One of the reasons most recipes call for so much sugar, often twice as much sugar as fruit, is for it's antibacterial properties. When fruit is cooked in a heavy sugar solution, the sugar penetrates the fruit and locks out bacteria. The glacéed peels are tender yet toothsome, with a gorgeous jeweled look. To my dismay, though, the sugar version (left) came out darker than I would have liked. The seeds of real vanilla bean are hard to see, so I don't think it's the fault of the vanilla. But not being able to appreciably taste the vanilla, even with extract added to the jar, next time I'll leave it out. While not cloyingly sweet, the intensity of the sugar overwhelms such a delicate flavor as vanilla. As a matter of fact, in comparison to the honey version, you can barely taste the Meyerness of these very special lemons. It just tastes lemony. It does, however, finish with a hint of the bitterness that makes a marmalade a marmalade. Brought to 209°F (7 above boiling), the sugar version set up fairly stiff and it should sit quite nicely on top of Swedish ginger thins.
Comprised of mostly sugars, honey also has antibacterial properties, but because of its molecular structure and 20% water level it functions differently than table sugar in jelly-making. When fruit is cooked in honey, it does not get candied and tends to be a bit mushier, so make sure to simmer gently so the peels don't get beat up. Unfortunately, even on a low burner, honey loses all it's healthy benefits with heat.
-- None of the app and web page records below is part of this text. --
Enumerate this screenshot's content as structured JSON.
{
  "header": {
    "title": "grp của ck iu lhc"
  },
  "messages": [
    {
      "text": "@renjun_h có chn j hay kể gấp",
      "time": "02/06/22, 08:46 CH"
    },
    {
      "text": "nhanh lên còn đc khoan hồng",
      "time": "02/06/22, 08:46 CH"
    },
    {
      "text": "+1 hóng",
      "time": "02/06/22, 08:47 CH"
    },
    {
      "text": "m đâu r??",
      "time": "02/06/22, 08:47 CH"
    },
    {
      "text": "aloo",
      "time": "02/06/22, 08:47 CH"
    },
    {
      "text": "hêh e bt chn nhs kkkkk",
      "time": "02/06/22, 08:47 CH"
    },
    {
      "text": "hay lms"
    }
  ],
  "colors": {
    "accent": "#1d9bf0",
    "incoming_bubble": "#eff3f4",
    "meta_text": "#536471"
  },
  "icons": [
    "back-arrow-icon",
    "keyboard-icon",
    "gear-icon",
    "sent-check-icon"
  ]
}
I brought my honey version to only 204°F, and the finished marmalade has a nice bright color and flavor. You can actually taste the oranginess behind the gentle sweetness of the honey. A small dose of fennel pollen, a gift from Chef Shellie Kark, gives this soft marmalade a final bit of complexity. Even after ripening for 2 weeks, the honey version is softer in set than the sugar one, making it easy to spread on delicate scones fresh out of the oven. Can you tell which one I prefer?